WHAT YOU NEED TO DO: Report the number of lines in the records below that contain the word "hotmail", and nothing more.

DATA UNDER STUDY:
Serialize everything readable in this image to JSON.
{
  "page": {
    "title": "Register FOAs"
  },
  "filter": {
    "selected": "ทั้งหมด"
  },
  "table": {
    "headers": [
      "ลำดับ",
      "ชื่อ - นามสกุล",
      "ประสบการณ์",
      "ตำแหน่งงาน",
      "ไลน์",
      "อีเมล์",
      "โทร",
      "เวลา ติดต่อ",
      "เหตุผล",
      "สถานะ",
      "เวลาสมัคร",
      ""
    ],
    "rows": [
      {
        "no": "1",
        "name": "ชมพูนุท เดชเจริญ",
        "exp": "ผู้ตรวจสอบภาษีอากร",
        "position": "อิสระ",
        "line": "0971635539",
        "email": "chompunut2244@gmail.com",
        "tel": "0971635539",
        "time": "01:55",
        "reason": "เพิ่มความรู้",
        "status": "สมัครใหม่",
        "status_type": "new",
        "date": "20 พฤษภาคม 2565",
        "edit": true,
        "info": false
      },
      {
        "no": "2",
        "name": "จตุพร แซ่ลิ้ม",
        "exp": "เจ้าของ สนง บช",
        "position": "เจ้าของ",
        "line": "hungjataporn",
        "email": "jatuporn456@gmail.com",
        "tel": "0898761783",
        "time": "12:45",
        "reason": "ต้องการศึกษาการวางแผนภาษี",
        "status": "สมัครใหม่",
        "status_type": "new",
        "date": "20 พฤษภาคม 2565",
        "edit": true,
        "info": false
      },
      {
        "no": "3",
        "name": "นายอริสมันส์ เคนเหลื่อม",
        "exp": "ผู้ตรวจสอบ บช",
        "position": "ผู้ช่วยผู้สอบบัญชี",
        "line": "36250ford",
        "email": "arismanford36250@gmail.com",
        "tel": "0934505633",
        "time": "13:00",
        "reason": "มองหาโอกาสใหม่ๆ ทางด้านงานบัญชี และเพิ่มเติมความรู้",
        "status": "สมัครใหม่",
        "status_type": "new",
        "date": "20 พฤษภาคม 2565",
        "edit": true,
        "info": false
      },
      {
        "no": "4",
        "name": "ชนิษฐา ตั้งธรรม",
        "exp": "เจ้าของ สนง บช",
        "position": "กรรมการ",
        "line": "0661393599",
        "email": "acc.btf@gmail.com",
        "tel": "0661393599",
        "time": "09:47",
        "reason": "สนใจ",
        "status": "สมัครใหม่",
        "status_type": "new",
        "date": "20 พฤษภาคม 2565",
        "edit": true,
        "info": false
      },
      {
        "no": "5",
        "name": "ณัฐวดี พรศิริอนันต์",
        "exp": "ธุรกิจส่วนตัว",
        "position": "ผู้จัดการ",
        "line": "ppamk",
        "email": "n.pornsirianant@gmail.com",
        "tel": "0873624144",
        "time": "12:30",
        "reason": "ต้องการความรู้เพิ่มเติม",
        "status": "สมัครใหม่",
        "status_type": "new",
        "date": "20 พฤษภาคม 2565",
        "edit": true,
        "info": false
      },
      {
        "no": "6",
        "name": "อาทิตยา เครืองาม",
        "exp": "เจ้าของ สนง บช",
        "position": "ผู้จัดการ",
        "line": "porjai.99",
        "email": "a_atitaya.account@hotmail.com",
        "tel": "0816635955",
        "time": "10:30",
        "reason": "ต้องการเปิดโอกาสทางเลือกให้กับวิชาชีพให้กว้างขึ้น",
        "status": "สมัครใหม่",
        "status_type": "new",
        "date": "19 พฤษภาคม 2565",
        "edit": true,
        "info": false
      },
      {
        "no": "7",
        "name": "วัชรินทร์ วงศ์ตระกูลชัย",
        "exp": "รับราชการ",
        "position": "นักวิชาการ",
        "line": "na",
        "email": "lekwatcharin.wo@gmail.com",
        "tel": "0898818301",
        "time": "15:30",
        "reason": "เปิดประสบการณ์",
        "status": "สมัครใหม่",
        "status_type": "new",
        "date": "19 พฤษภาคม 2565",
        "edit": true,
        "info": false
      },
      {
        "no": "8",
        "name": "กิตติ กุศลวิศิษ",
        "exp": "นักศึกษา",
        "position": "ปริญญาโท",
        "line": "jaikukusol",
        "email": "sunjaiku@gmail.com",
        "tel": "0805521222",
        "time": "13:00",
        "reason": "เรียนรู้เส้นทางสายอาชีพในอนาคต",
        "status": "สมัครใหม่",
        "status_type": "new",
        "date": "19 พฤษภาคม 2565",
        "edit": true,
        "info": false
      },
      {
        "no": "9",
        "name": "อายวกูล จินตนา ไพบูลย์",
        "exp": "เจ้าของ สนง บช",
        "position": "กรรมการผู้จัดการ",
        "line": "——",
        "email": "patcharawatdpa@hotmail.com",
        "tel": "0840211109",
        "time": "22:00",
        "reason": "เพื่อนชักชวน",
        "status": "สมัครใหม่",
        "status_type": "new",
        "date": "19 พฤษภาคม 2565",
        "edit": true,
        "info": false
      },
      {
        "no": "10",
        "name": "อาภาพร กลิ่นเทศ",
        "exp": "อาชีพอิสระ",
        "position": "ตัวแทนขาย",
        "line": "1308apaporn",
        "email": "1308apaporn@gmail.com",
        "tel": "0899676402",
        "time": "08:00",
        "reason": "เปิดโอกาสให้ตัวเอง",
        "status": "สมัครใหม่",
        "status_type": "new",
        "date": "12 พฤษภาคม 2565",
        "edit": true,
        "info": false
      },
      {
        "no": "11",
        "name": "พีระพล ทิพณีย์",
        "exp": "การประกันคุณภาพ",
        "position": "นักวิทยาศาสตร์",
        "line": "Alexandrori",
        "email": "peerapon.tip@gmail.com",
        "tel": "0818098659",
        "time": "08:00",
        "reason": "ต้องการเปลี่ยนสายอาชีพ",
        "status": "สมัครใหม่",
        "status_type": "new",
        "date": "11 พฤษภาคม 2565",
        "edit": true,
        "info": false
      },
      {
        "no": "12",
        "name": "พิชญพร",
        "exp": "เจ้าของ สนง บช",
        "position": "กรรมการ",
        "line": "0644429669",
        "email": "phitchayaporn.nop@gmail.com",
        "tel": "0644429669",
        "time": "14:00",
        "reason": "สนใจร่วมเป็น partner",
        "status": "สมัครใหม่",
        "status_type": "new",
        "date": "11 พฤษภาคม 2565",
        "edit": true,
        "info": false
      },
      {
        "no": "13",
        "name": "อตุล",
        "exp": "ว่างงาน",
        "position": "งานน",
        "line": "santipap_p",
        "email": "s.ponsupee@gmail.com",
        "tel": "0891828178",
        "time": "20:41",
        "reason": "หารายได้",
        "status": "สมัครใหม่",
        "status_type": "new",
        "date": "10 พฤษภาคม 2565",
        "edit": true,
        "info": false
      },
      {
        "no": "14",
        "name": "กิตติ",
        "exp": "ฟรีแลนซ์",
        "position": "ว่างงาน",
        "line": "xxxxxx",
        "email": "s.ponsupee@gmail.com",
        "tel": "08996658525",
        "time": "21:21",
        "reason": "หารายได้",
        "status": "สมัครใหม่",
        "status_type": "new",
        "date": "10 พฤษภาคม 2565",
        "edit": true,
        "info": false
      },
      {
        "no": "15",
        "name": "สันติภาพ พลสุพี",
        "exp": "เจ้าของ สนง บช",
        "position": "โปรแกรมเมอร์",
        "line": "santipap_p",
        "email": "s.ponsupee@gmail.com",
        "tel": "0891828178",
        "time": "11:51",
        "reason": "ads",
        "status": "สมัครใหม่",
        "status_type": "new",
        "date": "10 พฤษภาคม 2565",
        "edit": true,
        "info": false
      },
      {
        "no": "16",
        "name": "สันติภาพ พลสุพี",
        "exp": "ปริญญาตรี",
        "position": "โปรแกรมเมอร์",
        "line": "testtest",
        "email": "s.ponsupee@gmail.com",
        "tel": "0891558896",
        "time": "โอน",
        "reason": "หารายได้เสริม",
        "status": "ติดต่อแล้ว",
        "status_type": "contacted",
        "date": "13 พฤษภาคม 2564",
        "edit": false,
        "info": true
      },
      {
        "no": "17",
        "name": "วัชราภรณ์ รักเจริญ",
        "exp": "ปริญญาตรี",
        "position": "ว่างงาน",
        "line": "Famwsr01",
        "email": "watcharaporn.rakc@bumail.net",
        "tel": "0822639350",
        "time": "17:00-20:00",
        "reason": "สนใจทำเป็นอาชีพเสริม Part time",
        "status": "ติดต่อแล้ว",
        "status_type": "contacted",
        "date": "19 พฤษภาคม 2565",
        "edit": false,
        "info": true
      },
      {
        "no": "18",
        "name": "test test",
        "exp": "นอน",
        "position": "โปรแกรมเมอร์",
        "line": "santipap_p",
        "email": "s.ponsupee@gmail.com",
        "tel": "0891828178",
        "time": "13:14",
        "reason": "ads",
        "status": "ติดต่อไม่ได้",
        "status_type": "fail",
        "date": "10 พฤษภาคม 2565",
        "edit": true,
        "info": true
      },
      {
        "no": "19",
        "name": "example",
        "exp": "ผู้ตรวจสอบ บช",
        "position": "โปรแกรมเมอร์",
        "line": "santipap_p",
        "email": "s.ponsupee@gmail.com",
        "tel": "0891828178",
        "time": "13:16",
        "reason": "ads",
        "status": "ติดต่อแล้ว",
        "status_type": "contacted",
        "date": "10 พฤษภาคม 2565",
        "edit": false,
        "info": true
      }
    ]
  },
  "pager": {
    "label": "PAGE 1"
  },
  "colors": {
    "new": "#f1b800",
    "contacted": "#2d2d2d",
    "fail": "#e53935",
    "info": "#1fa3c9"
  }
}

RESPONSE AREA: 2